'''

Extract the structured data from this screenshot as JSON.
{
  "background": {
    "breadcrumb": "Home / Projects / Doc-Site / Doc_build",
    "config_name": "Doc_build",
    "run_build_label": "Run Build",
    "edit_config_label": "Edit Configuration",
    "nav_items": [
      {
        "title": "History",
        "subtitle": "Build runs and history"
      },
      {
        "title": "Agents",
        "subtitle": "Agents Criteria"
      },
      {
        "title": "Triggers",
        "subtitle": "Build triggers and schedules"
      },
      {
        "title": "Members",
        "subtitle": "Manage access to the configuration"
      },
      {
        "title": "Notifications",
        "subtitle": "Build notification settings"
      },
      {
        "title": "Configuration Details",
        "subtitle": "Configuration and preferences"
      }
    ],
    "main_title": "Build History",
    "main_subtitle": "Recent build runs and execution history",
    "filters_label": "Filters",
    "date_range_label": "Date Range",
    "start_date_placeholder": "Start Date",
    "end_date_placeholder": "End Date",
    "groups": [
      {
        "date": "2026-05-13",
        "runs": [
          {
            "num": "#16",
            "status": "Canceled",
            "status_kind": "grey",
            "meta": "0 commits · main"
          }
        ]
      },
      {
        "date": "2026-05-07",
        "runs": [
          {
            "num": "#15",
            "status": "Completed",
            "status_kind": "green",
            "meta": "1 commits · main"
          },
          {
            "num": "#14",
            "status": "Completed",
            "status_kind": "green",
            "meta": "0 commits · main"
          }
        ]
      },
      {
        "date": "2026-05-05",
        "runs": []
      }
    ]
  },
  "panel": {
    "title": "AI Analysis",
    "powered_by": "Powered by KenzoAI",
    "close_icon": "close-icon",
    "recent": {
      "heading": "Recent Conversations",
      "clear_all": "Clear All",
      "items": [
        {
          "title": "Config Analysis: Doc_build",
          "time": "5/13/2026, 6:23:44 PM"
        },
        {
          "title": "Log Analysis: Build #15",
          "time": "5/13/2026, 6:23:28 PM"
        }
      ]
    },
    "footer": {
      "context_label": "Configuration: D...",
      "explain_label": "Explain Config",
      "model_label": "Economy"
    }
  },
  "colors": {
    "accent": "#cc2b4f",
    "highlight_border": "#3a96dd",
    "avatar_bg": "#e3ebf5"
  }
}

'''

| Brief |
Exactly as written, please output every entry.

| Problem solution |
Extract the structured data from this screenshot as JSON.
{
  "background": {
    "breadcrumb": "Home / Projects / Doc-Site / Doc_build",
    "config_name": "Doc_build",
    "run_build_label": "Run Build",
    "edit_config_label": "Edit Configuration",
    "nav_items": [
      {
        "title": "History",
        "subtitle": "Build runs and history"
      },
      {
        "title": "Agents",
        "subtitle": "Agents Criteria"
      },
      {
        "title": "Triggers",
        "subtitle": "Build triggers and schedules"
      },
      {
        "title": "Members",
        "subtitle": "Manage access to the configuration"
      },
      {
        "title": "Notifications",
        "subtitle": "Build notification settings"
      },
      {
        "title": "Configuration Details",
        "subtitle": "Configuration and preferences"
      }
    ],
    "main_title": "Build History",
    "main_subtitle": "Recent build runs and execution history",
    "filters_label": "Filters",
    "date_range_label": "Date Range",
    "start_date_placeholder": "Start Date",
    "end_date_placeholder": "End Date",
    "groups": [
      {
        "date": "2026-05-13",
        "runs": [
          {
            "num": "#16",
            "status": "Canceled",
            "status_kind": "grey",
            "meta": "0 commits · main"
          }
        ]
      },
      {
        "date": "2026-05-07",
        "runs": [
          {
            "num": "#15",
            "status": "Completed",
            "status_kind": "green",
            "meta": "1 commits · main"
          },
          {
            "num": "#14",
            "status": "Completed",
            "status_kind": "green",
            "meta": "0 commits · main"
          }
        ]
      },
      {
        "date": "2026-05-05",
        "runs": []
      }
    ]
  },
  "panel": {
    "title": "AI Analysis",
    "powered_by": "Powered by KenzoAI",
    "close_icon": "close-icon",
    "recent": {
      "heading": "Recent Conversations",
      "clear_all": "Clear All",
      "items": [
        {
          "title": "Config Analysis: Doc_build",
          "time": "5/13/2026, 6:23:44 PM"
        },
        {
          "title": "Log Analysis: Build #15",
          "time": "5/13/2026, 6:23:28 PM"
        }
      ]
    },
    "footer": {
      "context_label": "Configuration: D...",
      "explain_label": "Explain Config",
      "model_label": "Economy"
    }
  },
  "colors": {
    "accent": "#cc2b4f",
    "highlight_border": "#3a96dd",
    "avatar_bg": "#e3ebf5"
  }
}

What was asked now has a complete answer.